Fed up searching stores for compelling fine art puzzles, Brooklynite and jigsaw enthusiast Rami Metal took it upon himself to find the missing piece on the market — Kinstler Puzzles.
Now in its second year of business, the Brooklyn-based company features the art of emerging and established contemporary artists whose pieces are on display at art galleries across the country.
Metal said that when searching for his next jigsaw puzzle to complete, he found his options were mainly limited to a few big-name artists who were from another era.
“I thought about what it would be like to start my own company and to bring the kind of puzzles that I want to do into the world and that’s where the genesis of Kinstler came from,” Metal told Brooklyn Paper.
“The pandemic provided an interesting boost to the puzzle world, but my goal was to create something that isn’t riding that wave,” he said.
Metal officially launching Kinstler — Yiddish for artist — in August 2021, after extensive research into the contemporary art scene.
“I wasn’t from the art world so it took some time to figure out what I liked and what my tastes were,” he said. “I found some amazing artists that I thought would also make for great puzzles and, and thought that this makes sense as a company.”
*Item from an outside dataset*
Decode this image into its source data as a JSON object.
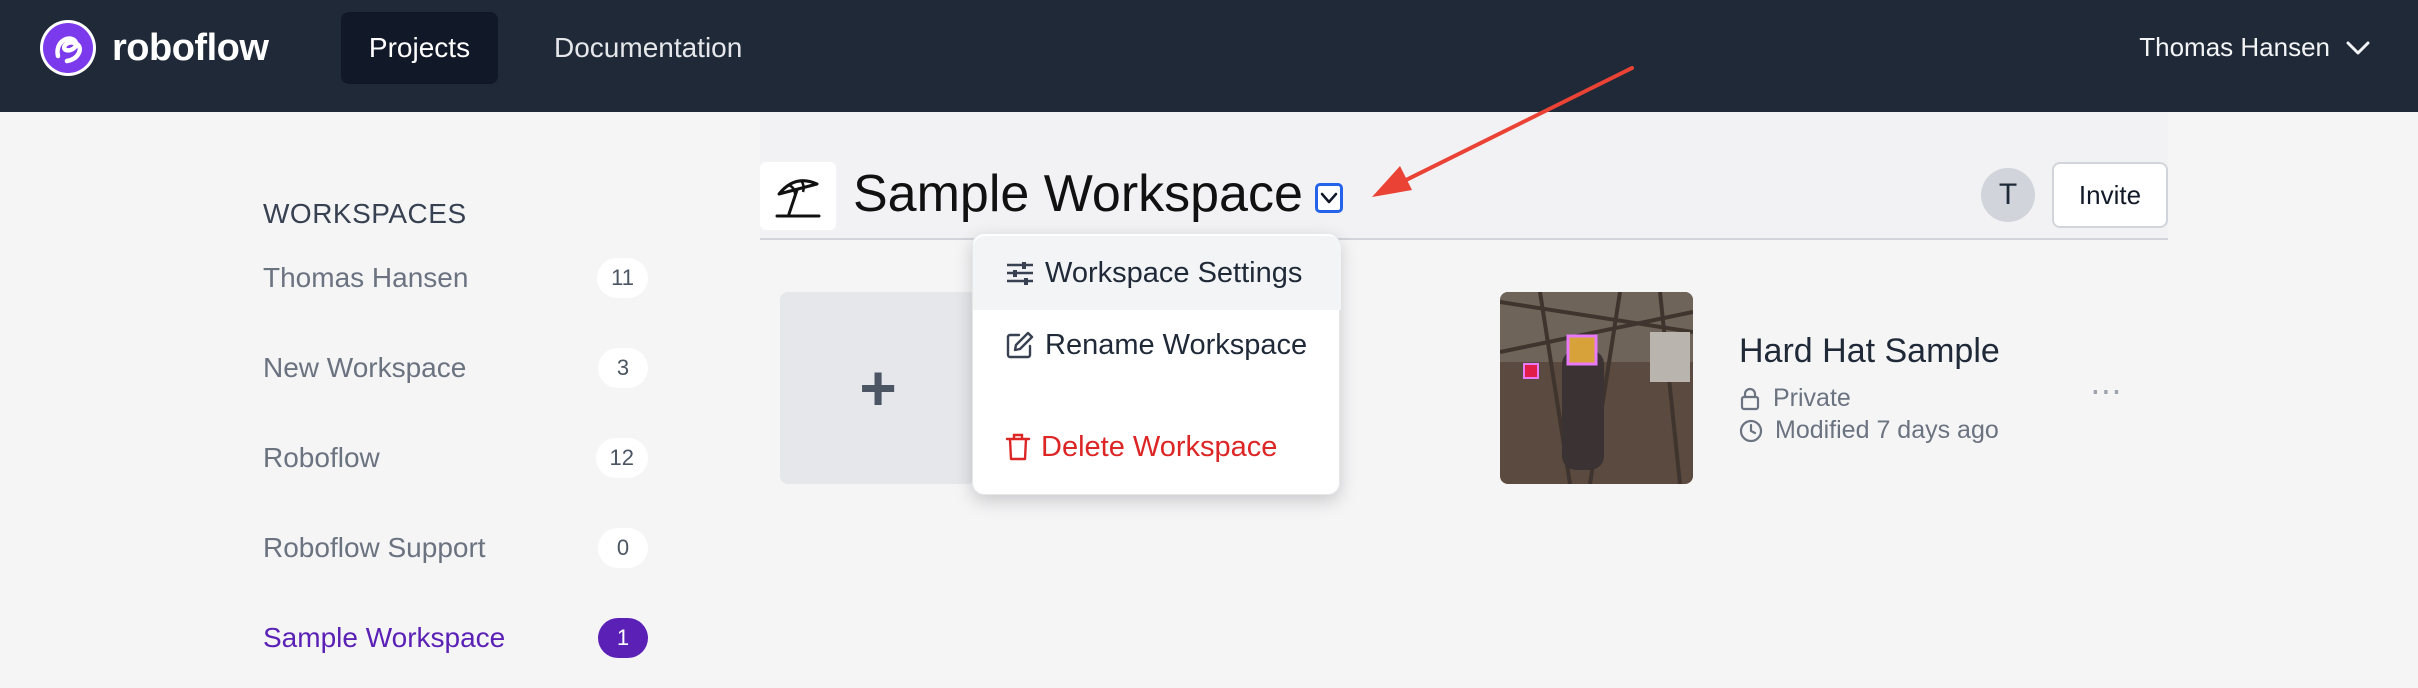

Two years in and several puzzle drops later, Kinstler’s catalogue ranges from a quintessentially New York jigsaw — the 1,000 piece “Bodega Cat” puzzle by Simone Johnson — to the faces hidden among the chaos of artist Rachel Hayden’s 500-piece puzzle “Self Portrait as a Florist.”
To find the perfect puzzle, Metal said he looks for images that are both visually compelling and that people will want to spend a decent amount of time with.
“There are plenty of paintings out there that are fantastic that I think would be maddening as a puzzle,” he said. “I’m trying to give people a pleasurable experience with art that has a lot of detail, that they can discover when they’re doing the puzzle that maybe they wouldn’t see if they’re just checking something out briefly on Instagram or at a gallery.”
Instagram proved a very usual tool for Metal when it came to scoping out artists with unique and distinct visual voices among them was Hayden, who is based in Brooklyn.
Originally from Ohio, Hayden told Brooklyn Paper that moving to New York City and being an anonymous face in the crowd has inspired her art which “seeks order in chaos by puzzle-piecing together a handful of objects into balanced and symmetrical compositions.”
Puzzles were a big feature in Hayden’s house growing up, with one family tradition on New Year’s Eve being that her grandfather would not let the family sit down to dinner until the annual family puzzle was done. The life-long jigsaw puzzle fan said she tries to not look at the box while doing a puzzle, as family tradition considers that cheating. Completing her own jigsaw is a bit easier, though, since she remembers where the pieces go.
A common sentiment among the artists working with Kinstler is that they are usually “tickled pink” to have their work in a puzzle format that people can bring home and experience, on top of the exposure, according to Metal.
“For some artists, it’s really a wonderful thing to be able to have their work be in people’s homes and be accessible in an affordable way,” he said of the artists such as Iran-born and Brooklyn-based Orkideh Torabi.
Torabi’s 1,000 piece puzzle, titled “Hookah House,” is from her recent series depicting gender-segregated environments in Iran, inspired by her childhood memories and the classic Persian miniature painting style.
The illustration was first printed with fabric dye on cotton and took one month to complete, before being transformed into puzzle format. “Hookah House” shows men drinking, smoking, and socializing across several scenes, from bathhouses to coffeeshops, with a hint of sarcasm.
“Men-only spaces and women-only spaces are a significant aspect of Iranian society, rooted in religious norms,” Torabi said of her series, which she said is a reaction to challenging moments in her life that she tries to transform into art and “a way for me to cope with reality.”
Iran saw months long-protests in the wake of the death of 22-year-old Mahsa Amini in police custody after she was arrested for flouting the country’s strict dress code for women. Torabi sees her artwork as a form of resistance and one of the only ways she can deal with the ongoing situation.
“We can never be direct about the political situation in public because it will put us in danger, so it’s like a coping mechanism,” Torabi said. “So we always have to be indirect about the pain.”
Torabi and Hayden are among the eleven artists working with Kinstler. Included in the puzzle boxes are interviews with the artists behind the jigsaws, along with additional images of their most recent work.
Kinstler puzzles are available for sale in Brooklyn at Word Bookstore in Greenpoint, Greenlight Books in Fort Greene, and McNally Jackson in Downtown Brooklyn, or online. Avid puzzle-lovers can also attend Kinstler’s upcoming puzzle club at the Ace Hotel in Midtown Manhattan on Dec. 13 for casual puzzle-making and a tournament with prizes.